    The applicant still has a relationship with the child ( contact is regular by Skype), but there is no relationship with the child’s father. All of the requirements of the rules are met, except that the applicant has no means of support or accommodation in the UK that would allow her to show “adequate maintenance and support”. UKV&I have confirmed that she cannot use evidence of a job to go to in the UK, nor can she provide evidence of third party support. I have put it to UKV&I that, in view of these recent determinations, and Mr Justice Blake’s recent judgement, the applicant would seem to possibly have rights under EU law to settle in the UK. UKV&I have replied to me :

    ” Further to your enquiry about applications under the Family life as a parent route and meeting the maintenance and accommodation requirement, I would again apologise for the delay in providing you with a substantive reply.

    You asked us the question: ‘Can the applicant provide evidence of a job to go to in the UK as evidence that she can maintain herself – I request a yes or no answer?’

    In light of your question we sought further clarification from our colleagues in the UK, including the Operational Policy Team. We have been informed that the Rules and guidance on meeting the adequate maintenance requirement, as published, apply in all cases, including those applying under the Family life as a parent route.

    Therefore an applicant under this route who is not in the UK with permission to work may not rely on a job offer or on their prospects of employment to meet the maintenance requirement. Nor may they rely on third party support.

    It remains however that we are able to consider if there are any exceptionally compassionate circumstances that would justify a grant of leave to enter outside the rules.

    If such circumstances are claimed in your prospective applicant’s case, you may choose to submit with the application full details of the circumstances, along with any relevant documents to support the claim. As you may be aware, all applications seeking grant of leave to enter outside the Rules are assessed by colleagues in the UK and not by entry clearance officers. Therefore the processing time for such an application may be longer than usual.”

    Do you think that the UKV&I are actually trying to tell me something, maybe that she will qualify for the visa but they can’t say so ? They have ignored ( or at least, not answered) all of my questions on the possible breaches of Article 8 and Section 55. Would the fact that she is being separated from her child by the current rules be considered to be “exceptionally compassionate circumstances” ?
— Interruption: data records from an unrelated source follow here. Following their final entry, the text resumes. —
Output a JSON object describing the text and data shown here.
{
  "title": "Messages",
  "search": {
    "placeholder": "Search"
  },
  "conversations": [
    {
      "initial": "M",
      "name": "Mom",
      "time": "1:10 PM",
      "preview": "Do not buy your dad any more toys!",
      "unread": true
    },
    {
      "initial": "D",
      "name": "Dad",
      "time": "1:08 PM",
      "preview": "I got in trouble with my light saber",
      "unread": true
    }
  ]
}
    I would be grateful for any advice that might help the applicant.